Unlucky 13 Casino in Macau Facing Further Opening Delays to March 2019

Posted on: February 26, 2018, 05:00h. 

Last updated on: February 26, 2018, 04:13h.

The 13, as the casino in Macau’s Coloane Valley is known, may be regretting its choice of an unlucky number for its nomenclature. The gaming venue has faced a bevvy of obtsacles, and now, in recent financial filings with the Hong Kong Stock Exchange, the parent entity to the $1.6 billion resort says it hopes to open up casino operations sometime before March 31, 2019: more than a year late.

The 13 Macau Stephen Hung
Stephen Hung, right, resigned from The 13 in January, and the resort won’t be taking bets for more than another year at least. (Image: Anthony Kwan/Bloomberg/Edward Berthelot/Getty/Casino.org)

In a letter from The 13 Holdings Board of Directors, the company explained it expects the casino and the resort’s retail shops to open by the end of March next year.

Management said the gaming floor will debut with 66 gaming tables, 50 of which will be tailored towards a so-called “high stakes mass market.” The remaining 16 tables will be inside a VIP room for ultra-high rollers. The casino will additionally offer about 50 slot machines with “minimum bets that are set at a comparatively high level.”

The 13 board says it still needs to raise $45 million in order to cover the casino’s equipment and supplies.

Casino Partner Unknown

The 13 plans to open its hotel and restaurants by April 30, 2018. But getting the affluent guests the ultra-luxury hotel seeks might be difficult without an operational casino.

Envisioned in 2013 by colorful investor Stephen Hung, the project has spared no expense in trying to bring the 200 all-suite hotel to life. Despite still not having a single reservation on the books, Hung purchased 30 Rolls-Royce Phantoms at a cost of more than $20 million to serve shuttle future guests to and from his luxury property.

But Bloomberg Intelligence gaming analyst Margaret Huang said last fall that VIPs are unlikely to stay at The 13 until it has a casino.

“If the property operates as a standalone hotel, it may be difficult to justify room rates to match its high-end focus,” Huang opined. “Without a casino, it would be nearly impossible to have gamblers book rooms separately with them.”

Moreover, The 13 is located in a residential area half a mile south of the chic Cotai Strip.

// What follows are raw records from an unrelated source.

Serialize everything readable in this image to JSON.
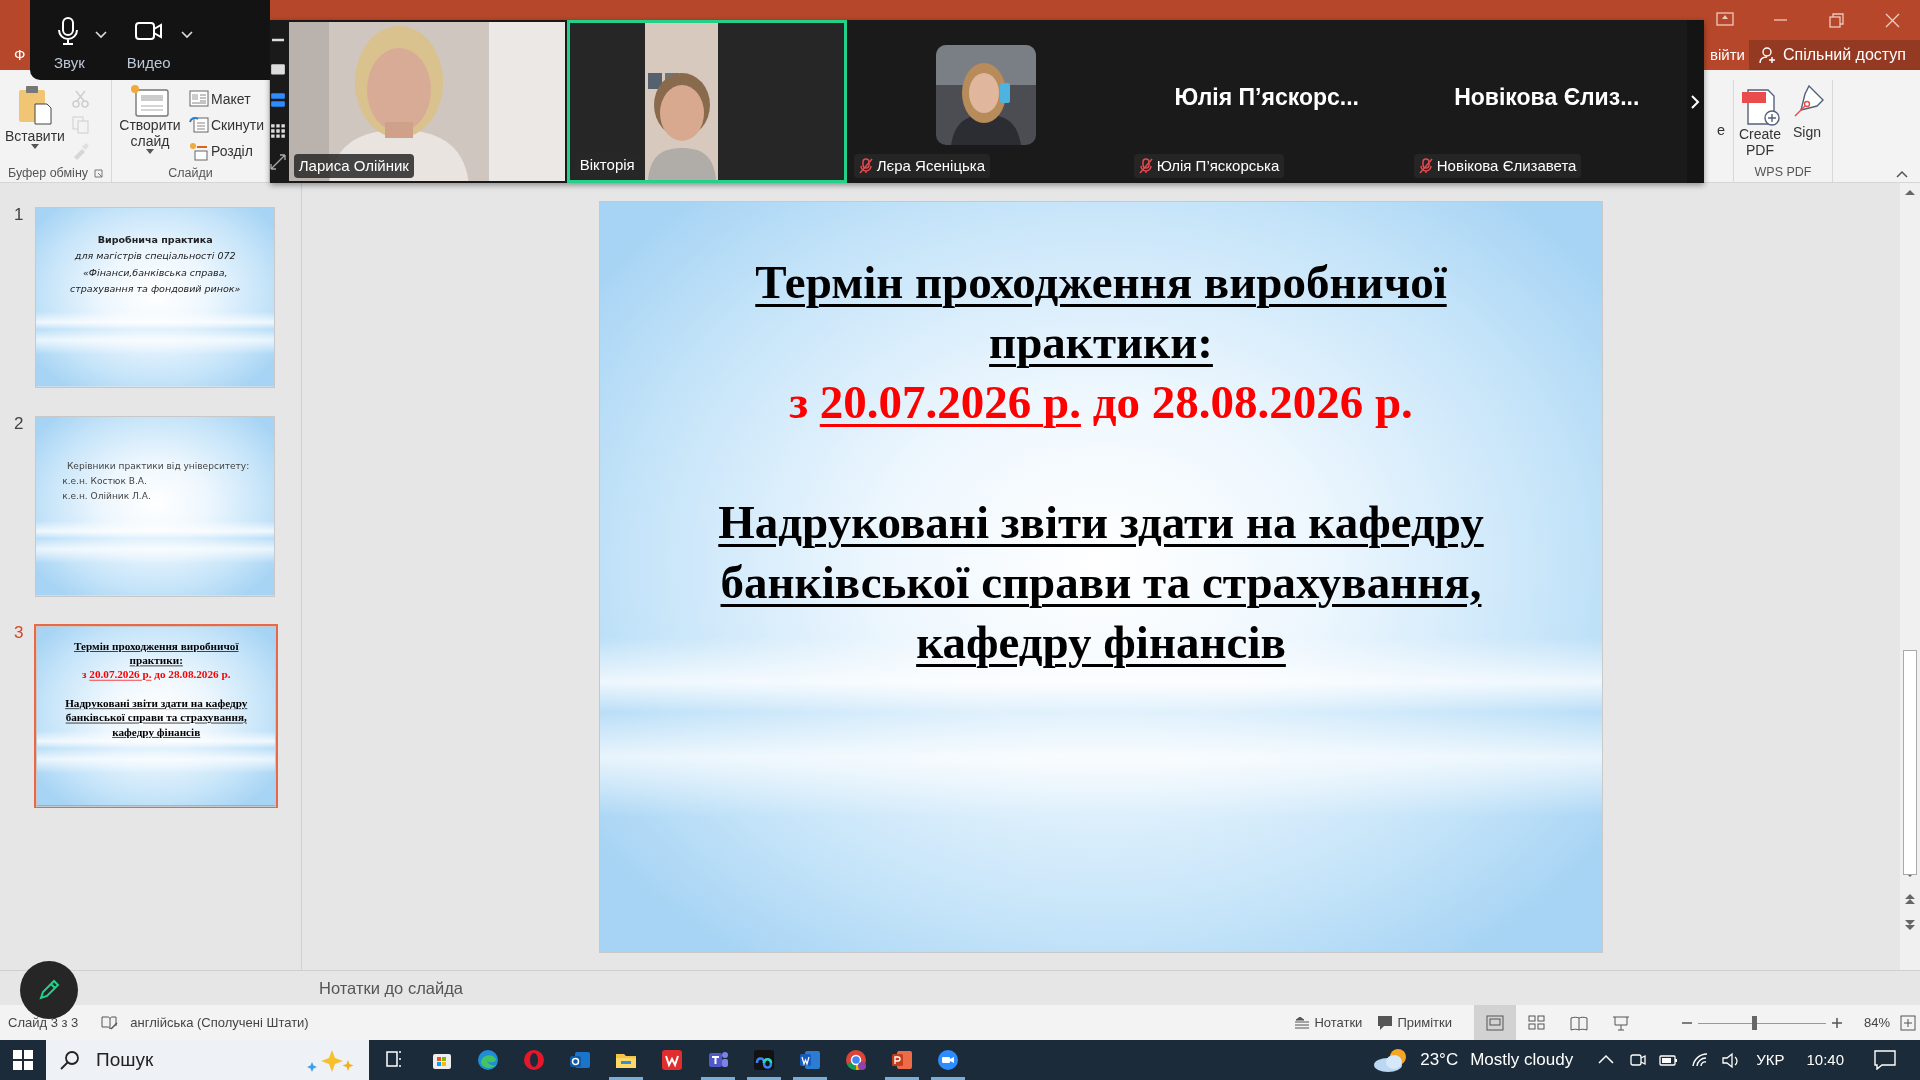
{
  "title_bar": {
    "file_tab_partial": "Ф",
    "signin_partial": "війти",
    "share_button": "Спільний доступ"
  },
  "ribbon": {
    "groups": [
      {
        "label": "Буфер обміну",
        "launcher": true,
        "items": [
          {
            "kind": "paste",
            "label": "Вставити",
            "disabled": false
          },
          {
            "kind": "cut",
            "disabled": true
          },
          {
            "kind": "copy",
            "disabled": true
          },
          {
            "kind": "painter",
            "disabled": true
          }
        ]
      },
      {
        "label": "Слайди",
        "items": [
          {
            "kind": "new-slide",
            "label": "Створити слайд",
            "disabled": false
          },
          {
            "kind": "layout",
            "label": "Макет",
            "disabled": false
          },
          {
            "kind": "reset",
            "label": "Скинути",
            "disabled": false
          },
          {
            "kind": "section",
            "label": "Розділ",
            "disabled": false
          }
        ]
      }
    ],
    "partial_label": "e",
    "right_groups": [
      {
        "label": "WPS PDF",
        "items": [
          {
            "kind": "create-pdf",
            "label": "Create PDF",
            "disabled": false
          },
          {
            "kind": "sign",
            "label": "Sign",
            "disabled": false
          }
        ]
      }
    ]
  },
  "zoom_toolbar": {
    "buttons": [
      {
        "kind": "mic",
        "label": "Звук"
      },
      {
        "kind": "camera",
        "label": "Видео"
      }
    ]
  },
  "video_strip": {
    "layout_options": [
      {
        "kind": "single",
        "selected": false
      },
      {
        "kind": "strip",
        "selected": true
      },
      {
        "kind": "grid",
        "selected": false
      }
    ],
    "tiles": [
      {
        "kind": "video",
        "name": "Лариса Олійник",
        "muted": false,
        "selected": false
      },
      {
        "kind": "video-portrait",
        "name": "Вікторія",
        "muted": false,
        "selected": true
      },
      {
        "kind": "avatar",
        "name": "Лєра Ясеніцька",
        "muted": true,
        "selected": false
      },
      {
        "kind": "name",
        "display_name": "Юлія П’яскорс...",
        "name": "Юлія П’яскорська",
        "muted": true,
        "selected": false
      },
      {
        "kind": "name",
        "display_name": "Новікова Єлиз...",
        "name": "Новікова Єлизавета",
        "muted": true,
        "selected": false
      }
    ]
  },
  "thumbnails": [
    {
      "number": "1",
      "selected": false,
      "kind": "title",
      "blocks": [
        [
          {
            "kind": "title",
            "text": "Виробнича практика"
          },
          {
            "kind": "subtitle",
            "text": "для магістрів спеціальності 072"
          },
          {
            "kind": "subtitle",
            "text": "«Фінанси,банківська справа,"
          },
          {
            "kind": "subtitle",
            "text": "страхування та фондовий ринок»"
          }
        ]
      ]
    },
    {
      "number": "2",
      "selected": false,
      "kind": "list",
      "blocks": [
        [
          {
            "kind": "lead",
            "text": "Керівники практики від університету:"
          },
          {
            "kind": "body",
            "text": "к.е.н. Костюк В.А."
          },
          {
            "kind": "body",
            "text": "к.е.н. Олійник Л.А."
          }
        ]
      ]
    },
    {
      "number": "3",
      "selected": true,
      "kind": "headline",
      "blocks": [
        [
          {
            "kind": "headline",
            "color": "#000000",
            "segments": [
              {
                "text": "Термін проходження виробничої практики:",
                "underline": true
              }
            ]
          },
          {
            "kind": "headline",
            "color": "#ff0000",
            "segments": [
              {
                "text": "з ",
                "underline": false
              },
              {
                "text": "20.07.2026 р.",
                "underline": true
              },
              {
                "text": " до 28.08.2026 р.",
                "underline": false
              }
            ]
          }
        ],
        [
          {
            "kind": "headline",
            "color": "#000000",
            "segments": [
              {
                "text": "Надруковані звіти здати на кафедру банківської справи та страхування, кафедру фінансів",
                "underline": true
              }
            ]
          }
        ]
      ]
    }
  ],
  "slide": {
    "kind": "headline",
    "blocks": [
      [
        {
          "kind": "headline",
          "color": "#000000",
          "segments": [
            {
              "text": "Термін проходження виробничої практики:",
              "underline": true
            }
          ]
        },
        {
          "kind": "headline",
          "color": "#ff0000",
          "segments": [
            {
              "text": "з ",
              "underline": false
            },
            {
              "text": "20.07.2026 р.",
              "underline": true
            },
            {
              "text": " до 28.08.2026 р.",
              "underline": false
            }
          ]
        }
      ],
      [
        {
          "kind": "headline",
          "color": "#000000",
          "segments": [
            {
              "text": "Надруковані звіти здати на кафедру банківської справи та страхування, кафедру фінансів",
              "underline": true
            }
          ]
        }
      ]
    ]
  },
  "notes": {
    "placeholder": "Нотатки до слайда"
  },
  "status_bar": {
    "slide_counter": "Слайд 3 з 3",
    "language": "англійська (Сполучені Штати)",
    "notes_button": "Нотатки",
    "comments_button": "Примітки",
    "views": [
      {
        "kind": "normal",
        "selected": true
      },
      {
        "kind": "sorter",
        "selected": false
      },
      {
        "kind": "reading",
        "selected": false
      },
      {
        "kind": "show",
        "selected": false
      }
    ],
    "zoom": {
      "level": 0.44,
      "reading": "84%"
    }
  },
  "taskbar": {
    "search": {
      "placeholder": "Пошук"
    },
    "apps": [
      {
        "kind": "taskview",
        "running": false
      },
      {
        "kind": "store",
        "running": false
      },
      {
        "kind": "edge",
        "running": false
      },
      {
        "kind": "opera",
        "running": false
      },
      {
        "kind": "outlook",
        "running": false
      },
      {
        "kind": "explorer",
        "running": true
      },
      {
        "kind": "wps",
        "running": false
      },
      {
        "kind": "teams",
        "running": true
      },
      {
        "kind": "loop",
        "running": true
      },
      {
        "kind": "word",
        "running": true
      },
      {
        "kind": "chrome",
        "running": false
      },
      {
        "kind": "powerpoint",
        "running": true
      },
      {
        "kind": "zoom",
        "running": true
      }
    ],
    "weather": {
      "temperature": "23°C",
      "condition": "Mostly cloudy"
    },
    "language": "УКР",
    "time": "10:40"
  }
}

Macau’s Gaming Inspection and Coordination Bureau revealed in November that the resort still hadn’t filed an application to house a casino. In its securities filing this week, The 13 says it’s reached an agreement with one of Macau’s six licensed casino operators to build and operate a satellite facility. However, it didn’t specify the partner, nor did it reveal whether it had filed paperwork with the enclave’s gaming regulator.

Hung Out After Stock Tumble

The 13, listed as a construction engineering company on the Hong Kong Stock Exchange, attracted a flurry of money after unveiling its Macau casino plans. China’s gambling enclave had just hit a record $45 billion in gross gaming revenue, and investors wanted in.

But as the federal government cracked down on VIP junkets transporting mainland millionaires to the region, Macau lost billions of dollars and many investors folded on their stakes. Shares of The 13 Holdings Ltd. tumbled from over $12.75 in 2014 to less than a nickel this week.

Hung resigned from the company he founded late last month.